Posted by Tej Prakash
Small economies where resource revenues are a significant part of the budget often face volatile inflows due to fluctuations in production, demand, and price. Hence, if the budget is based on a particular reference price for the resource, actual revenues will often over- or under-perform based on the actual resource price. In case of underperformance, the country then faces, the choice of continuing the smooth implementation of the budget, if price movements are only seen as temporary, or adjusting expenditure downward. The question is, are there approaches to insulating the budget from such unpredictable cash flows?
On the policy side, one option stands out: the creation of a "rainy day fund" from revenues from the resource. The rainy day fund helps to facilitate revenue flows. Other options include of course direct borrowing, possibly against future revenue flows. This is usually expensive in countries with poorly developed capital markets, or can lead countries down a debt spiral. Many indebted resource economies have actually had worse economic growth than countries without resource wealth. Yet another option is decreasing the portion of non-discretionary spending (for example, entitlements), so that expenditure can more easily be postponed.
The size of rainy day funds and annual in- and outflows in it, should be determined in accordance with the importance of the resource revenue for the medium-term budget needs, and the volatility of resource price. Ideally such a Fund must be managed on a hands-off basis from the ministry of finance or the political level (except in national emergencies), with access being rule-based. Temptations to poach from the fund for political expediency should be resisted. In practice this is difficult; one of the reasons for the poor track-record of rainy day funds,
There are a number of options to set up a rainy day fund. In times of revenue over-performance, the surplus revenue could be saved. Another option is to negotiate an advance against future supply of such a resource and to use that money to create the fund. Some low-income countries have also negotiated concessionary loans from multilateral institutions as initial capital. The investment income of the fund and any revenue over-performance in good times can feed the use of the fund in bad times. If the fund grows excessively or, as often witnessed, needs replenishing often, this obviously is a serious indication that the reference price for the budget needs to be adjusted. Instead of a rainy day fund, the country could in theory also hedge against the volatility of resource prices in the options markets.

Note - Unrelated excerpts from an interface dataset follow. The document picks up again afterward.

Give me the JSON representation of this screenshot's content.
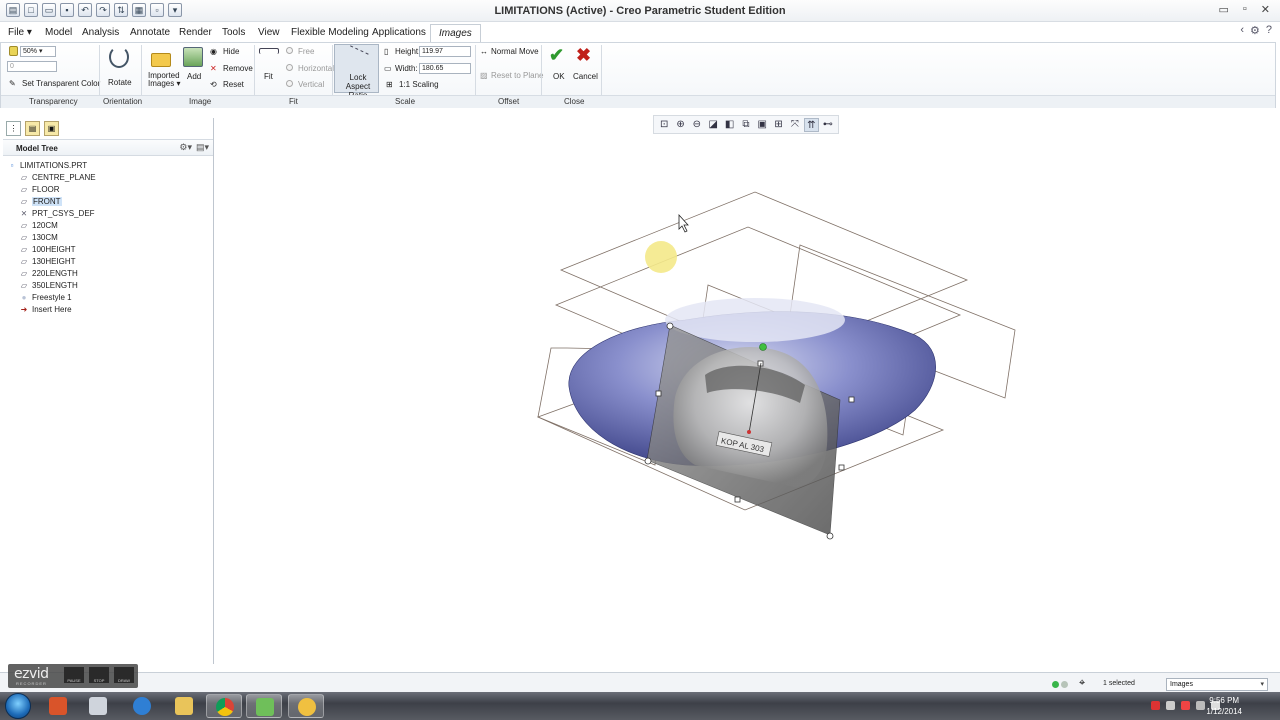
{
  "window": {
    "title": "LIMITATIONS (Active) - Creo Parametric Student Edition",
    "controls": [
      "▭",
      "▫",
      "✕"
    ]
  },
  "menu_tabs": [
    {
      "label": "File ▾"
    },
    {
      "label": "Model"
    },
    {
      "label": "Analysis"
    },
    {
      "label": "Annotate"
    },
    {
      "label": "Render"
    },
    {
      "label": "Tools"
    },
    {
      "label": "View"
    },
    {
      "label": "Flexible Modeling"
    },
    {
      "label": "Applications"
    },
    {
      "label": "Images"
    }
  ],
  "ribbon": {
    "transparency": {
      "value": "50%",
      "spinner_value": "0",
      "set_transparent_color": "Set Transparent Color",
      "group_label": "Transparency"
    },
    "orientation": {
      "rotate": "Rotate",
      "group_label": "Orientation"
    },
    "image": {
      "imported_images": "Imported Images ▾",
      "add": "Add",
      "hide": "Hide",
      "remove": "Remove",
      "reset": "Reset",
      "group_label": "Image"
    },
    "fit": {
      "fit": "Fit",
      "free": "Free",
      "horizontal": "Horizontal",
      "vertical": "Vertical",
      "group_label": "Fit"
    },
    "scale": {
      "lock_aspect_ratio": "Lock Aspect Ratio",
      "height_label": "Height:",
      "height_value": "119.97",
      "width_label": "Width:",
      "width_value": "180.65",
      "scaling": "1:1 Scaling",
      "group_label": "Scale"
    },
    "offset": {
      "normal_move": "Normal Move",
      "reset_to_plane": "Reset to Plane",
      "group_label": "Offset"
    },
    "close": {
      "ok": "OK",
      "cancel": "Cancel",
      "group_label": "Close"
    }
  },
  "model_tree": {
    "header": "Model Tree",
    "items": [
      {
        "label": "LIMITATIONS.PRT",
        "icon": "part-icon"
      },
      {
        "label": "CENTRE_PLANE",
        "icon": "datum-plane-icon"
      },
      {
        "label": "FLOOR",
        "icon": "datum-plane-icon"
      },
      {
        "label": "FRONT",
        "icon": "datum-plane-icon",
        "selected": true
      },
      {
        "label": "PRT_CSYS_DEF",
        "icon": "coordinate-system-icon"
      },
      {
        "label": "120CM",
        "icon": "datum-plane-icon"
      },
      {
        "label": "130CM",
        "icon": "datum-plane-icon"
      },
      {
        "label": "100HEIGHT",
        "icon": "datum-plane-icon"
      },
      {
        "label": "130HEIGHT",
        "icon": "datum-plane-icon"
      },
      {
        "label": "220LENGTH",
        "icon": "datum-plane-icon"
      },
      {
        "label": "350LENGTH",
        "icon": "datum-plane-icon"
      },
      {
        "label": "Freestyle 1",
        "icon": "freestyle-icon"
      },
      {
        "label": "Insert Here",
        "icon": "insert-arrow-icon"
      }
    ]
  },
  "graphics": {
    "license_plate": "KOP AL 303"
  },
  "status": {
    "selected": "1 selected",
    "filter": "Images"
  },
  "recorder": {
    "logo": "ezvid",
    "subtitle": "RECORDER",
    "buttons": [
      "PAUSE",
      "STOP",
      "DRAW"
    ]
  },
  "taskbar": {
    "time": "9:56 PM",
    "date": "1/12/2014"
  },
  "colors": {
    "ok_green": "#2f9a2f",
    "cancel_red": "#c0201a",
    "body_blue": "#7f86c7",
    "selection_bg": "#cfe3f8"
  }
}
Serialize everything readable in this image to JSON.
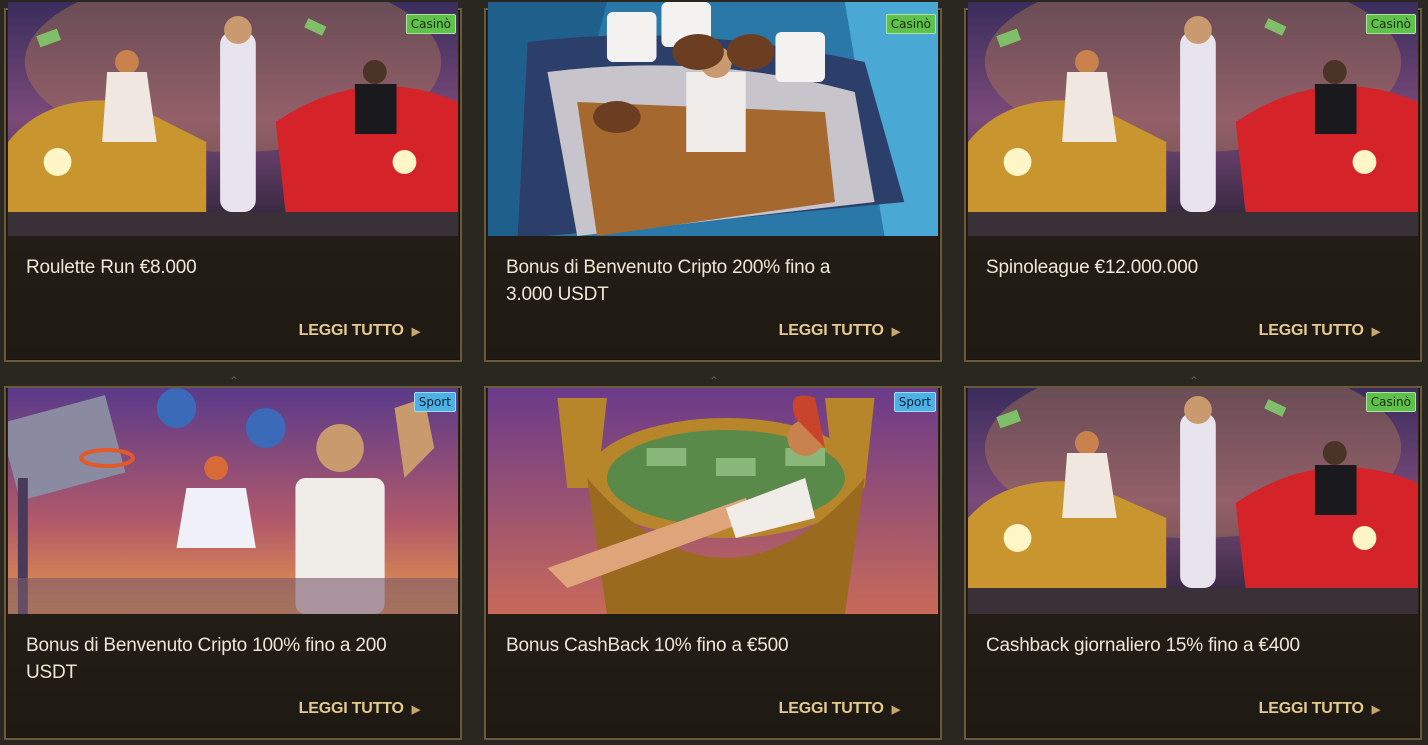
{
  "promotions": [
    {
      "title": "Roulette Run €8.000",
      "badge": "Casinò",
      "cta": "LEGGI TUTTO",
      "scene": "cars"
    },
    {
      "title": "Bonus di Benvenuto Cripto 200% fino a 3.000 USDT",
      "badge": "Casinò",
      "cta": "LEGGI TUTTO",
      "scene": "boat"
    },
    {
      "title": "Spinoleague €12.000.000",
      "badge": "Casinò",
      "cta": "LEGGI TUTTO",
      "scene": "cars"
    },
    {
      "title": "Bonus di Benvenuto Cripto 100% fino a 200 USDT",
      "badge": "Sport",
      "cta": "LEGGI TUTTO",
      "scene": "basket"
    },
    {
      "title": "Bonus CashBack 10% fino a €500",
      "badge": "Sport",
      "cta": "LEGGI TUTTO",
      "scene": "money"
    },
    {
      "title": "Cashback giornaliero 15% fino a €400",
      "badge": "Casinò",
      "cta": "LEGGI TUTTO",
      "scene": "cars"
    }
  ],
  "colors": {
    "casino_badge": "#5ec24a",
    "sport_badge": "#4ab2e6",
    "cta": "#e5c98f",
    "border": "#6a5a3a"
  },
  "icons": {
    "cta_arrow": "triangle-right-icon"
  }
}
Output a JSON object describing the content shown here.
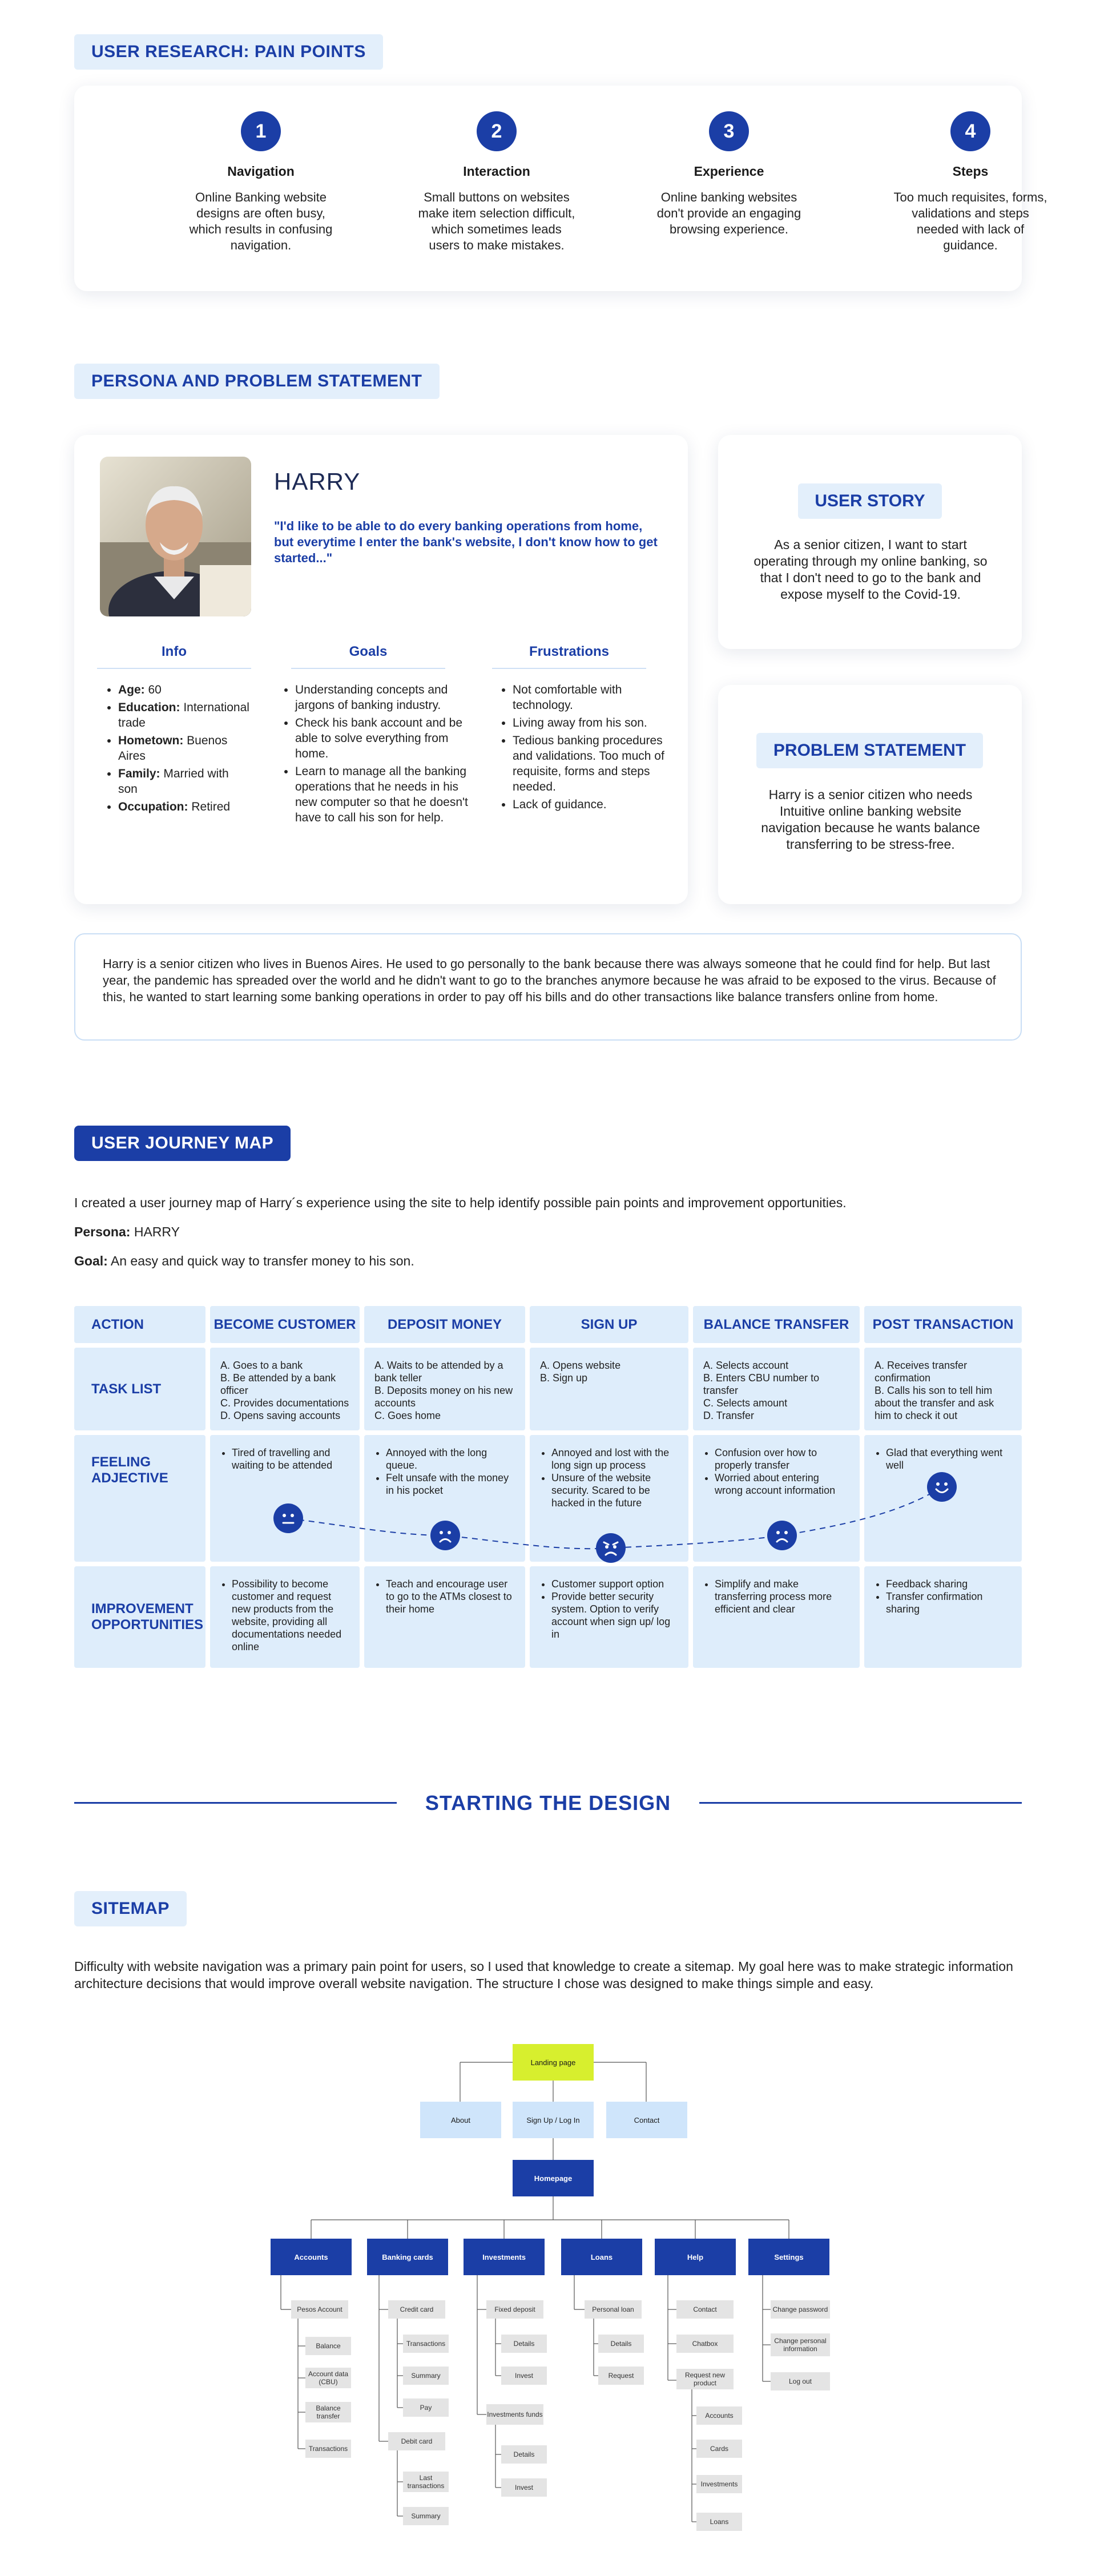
{
  "pain_points": {
    "heading": "USER RESEARCH: PAIN POINTS",
    "items": [
      {
        "num": "1",
        "title": "Navigation",
        "text": "Online Banking website designs are often busy, which results in confusing navigation."
      },
      {
        "num": "2",
        "title": "Interaction",
        "text": "Small buttons on websites make item selection difficult, which sometimes leads users to make mistakes."
      },
      {
        "num": "3",
        "title": "Experience",
        "text": "Online banking websites don't provide an engaging browsing experience."
      },
      {
        "num": "4",
        "title": "Steps",
        "text": "Too much requisites, forms, validations and steps needed with lack of guidance."
      }
    ]
  },
  "persona": {
    "heading": "PERSONA AND PROBLEM STATEMENT",
    "name": "HARRY",
    "quote": "\"I'd like to be able to do every banking operations from home, but everytime I enter the bank's website, I don't know how to get started...\"",
    "info_title": "Info",
    "info": [
      {
        "label": "Age:",
        "value": " 60"
      },
      {
        "label": "Education:",
        "value": " International trade"
      },
      {
        "label": "Hometown:",
        "value": " Buenos Aires"
      },
      {
        "label": "Family:",
        "value": " Married with son"
      },
      {
        "label": "Occupation:",
        "value": " Retired"
      }
    ],
    "goals_title": "Goals",
    "goals": [
      "Understanding concepts and jargons of banking industry.",
      "Check his bank account and be able to solve everything from home.",
      "Learn to manage all the banking operations that he needs in his new computer so that he doesn't have to call his son for help."
    ],
    "frustrations_title": "Frustrations",
    "frustrations": [
      "Not comfortable with technology.",
      "Living away from his son.",
      "Tedious banking procedures and validations. Too much of requisite, forms and steps needed.",
      "Lack of guidance."
    ],
    "user_story_title": "USER STORY",
    "user_story": "As a senior citizen, I want to start operating through my online banking, so that I don't need to go to the bank and expose myself to the Covid-19.",
    "problem_title": "PROBLEM STATEMENT",
    "problem": "Harry is a senior citizen who needs Intuitive online banking website navigation because he wants balance transferring to be stress-free.",
    "summary": "Harry is a senior citizen who lives in Buenos Aires. He used to go personally to the bank because there was always someone that he could find for help. But last year, the pandemic has spreaded over the world and he didn't want to go to the branches anymore because he was afraid to be exposed to the virus. Because of this, he wanted to start learning some banking operations in order to pay off his bills and do other transactions like balance transfers online from home."
  },
  "journey": {
    "heading": "USER JOURNEY MAP",
    "intro": "I created a user journey map of Harry´s experience using the site to help identify possible pain points and improvement opportunities.",
    "persona_label": "Persona:",
    "persona_value": " HARRY",
    "goal_label": "Goal:",
    "goal_value": " An easy and quick way to transfer money to his son.",
    "action_label": "ACTION",
    "columns": [
      "BECOME CUSTOMER",
      "DEPOSIT MONEY",
      "SIGN UP",
      "BALANCE TRANSFER",
      "POST TRANSACTION"
    ],
    "row_labels": [
      "TASK LIST",
      "FEELING ADJECTIVE",
      "IMPROVEMENT OPPORTUNITIES"
    ],
    "tasks": [
      [
        "A. Goes to a bank",
        "B. Be attended by a bank officer",
        "C. Provides documentations",
        "D. Opens saving accounts"
      ],
      [
        "A. Waits to be attended by a bank teller",
        "B. Deposits money on his new accounts",
        "C. Goes home"
      ],
      [
        "A. Opens website",
        "B. Sign up"
      ],
      [
        "A. Selects account",
        "B. Enters CBU number to transfer",
        "C. Selects amount",
        "D. Transfer"
      ],
      [
        "A. Receives transfer confirmation",
        "B. Calls his son to tell him about the transfer and ask him to check it out"
      ]
    ],
    "feelings": [
      [
        "Tired of travelling and waiting to be attended"
      ],
      [
        "Annoyed with the long queue.",
        "Felt unsafe with the money in his pocket"
      ],
      [
        "Annoyed and lost with the long sign up process",
        "Unsure of the website security. Scared to be hacked in the future"
      ],
      [
        "Confusion over how to properly transfer",
        "Worried about entering wrong account information"
      ],
      [
        "Glad that everything went well"
      ]
    ],
    "improvements": [
      [
        "Possibility to become customer and request new products from the website, providing all documentations needed online"
      ],
      [
        "Teach and encourage user to go to the ATMs closest to their home"
      ],
      [
        "Customer support option",
        "Provide better security system. Option to verify account when sign up/ log in"
      ],
      [
        "Simplify and make transferring process more efficient and clear"
      ],
      [
        "Feedback sharing",
        "Transfer confirmation sharing"
      ]
    ]
  },
  "design": {
    "heading": "STARTING THE DESIGN"
  },
  "sitemap": {
    "heading": "SITEMAP",
    "intro": "Difficulty with website navigation was a primary pain point for users, so I used that knowledge to create a sitemap.  My goal here was to make strategic information architecture decisions that would improve overall website navigation. The structure I chose was designed to make things simple and easy.",
    "landing": "Landing page",
    "top": [
      "About",
      "Sign Up / Log In",
      "Contact"
    ],
    "homepage": "Homepage",
    "sections": [
      "Accounts",
      "Banking cards",
      "Investments",
      "Loans",
      "Help",
      "Settings"
    ],
    "accounts": [
      "Pesos Account",
      "Balance",
      "Account data (CBU)",
      "Balance transfer",
      "Transactions"
    ],
    "cards": [
      "Credit card",
      "Transactions",
      "Summary",
      "Pay",
      "Debit card",
      "Last transactions",
      "Summary"
    ],
    "investments": [
      "Fixed deposit",
      "Details",
      "Invest",
      "Investments funds",
      "Details",
      "Invest"
    ],
    "loans": [
      "Personal loan",
      "Details",
      "Request"
    ],
    "help": [
      "Contact",
      "Chatbox",
      "Request new product",
      "Accounts",
      "Cards",
      "Investments",
      "Loans"
    ],
    "settings": [
      "Change password",
      "Change personal information",
      "Log out"
    ]
  }
}
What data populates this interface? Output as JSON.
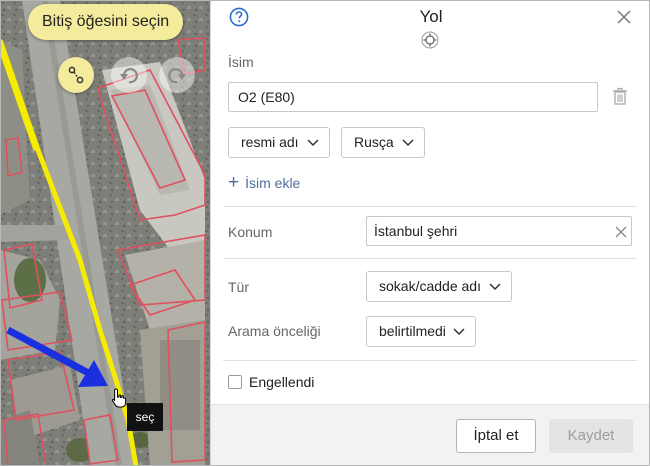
{
  "map": {
    "hint": "Bitiş öğesini seçin",
    "tooltip": "seç",
    "buttons": [
      {
        "name": "route-point-icon"
      },
      {
        "name": "undo-icon"
      },
      {
        "name": "redo-icon"
      }
    ]
  },
  "panel": {
    "title": "Yol",
    "name_section": {
      "label": "İsim",
      "value": "O2 (E80)",
      "name_type": "resmi adı",
      "language": "Rusça",
      "add_name": "İsim ekle"
    },
    "location": {
      "label": "Konum",
      "value": "İstanbul şehri"
    },
    "type": {
      "label": "Tür",
      "value": "sokak/cadde adı"
    },
    "search_priority": {
      "label": "Arama önceliği",
      "value": "belirtilmedi"
    },
    "blocked": {
      "label": "Engellendi",
      "checked": false
    },
    "buttons": {
      "cancel": "İptal et",
      "save": "Kaydet"
    }
  },
  "colors": {
    "road_highlight": "#f5ec00",
    "boundary": "#e0505e",
    "hint_bg": "#f5eb9c",
    "accent": "#2a6fd0",
    "arrow": "#1a2fe0"
  }
}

However, this would require a degree of sophisticated financial market expertise which many such countries may not have, and may prove more expensive than the financing costs of the fund.
Managing rainy day funds requires a lot of discipline and well-designed governance framework. In the past countries have often disregarded these requirements. In addition, in support of the management of the fund, a number fundamental reforms in budgetary management in the country are often advisable. These are, for example: preparation of a medium-term budget scenario, including cash flow projections; managing all public sector cash in a unified manner (a Treasury Single Account with a very wide coverage); and introducing cash planning and management.
Developing cash planning and management which would involve: creating a cash planning unit in the ministry of finance; developing cash forecasting capacity both for cash inflows and outflows on an annual and rolling quarterly basis; establishing information flows and systems from budget entities to the cash planning unit. It would also involve other important steps including, establishing spending and cash allocation priorities in budgetary spending; establishing rules on borrowing requirements or support from the "rainy day fund"; and, developing investment strategies for short term cash surpluses.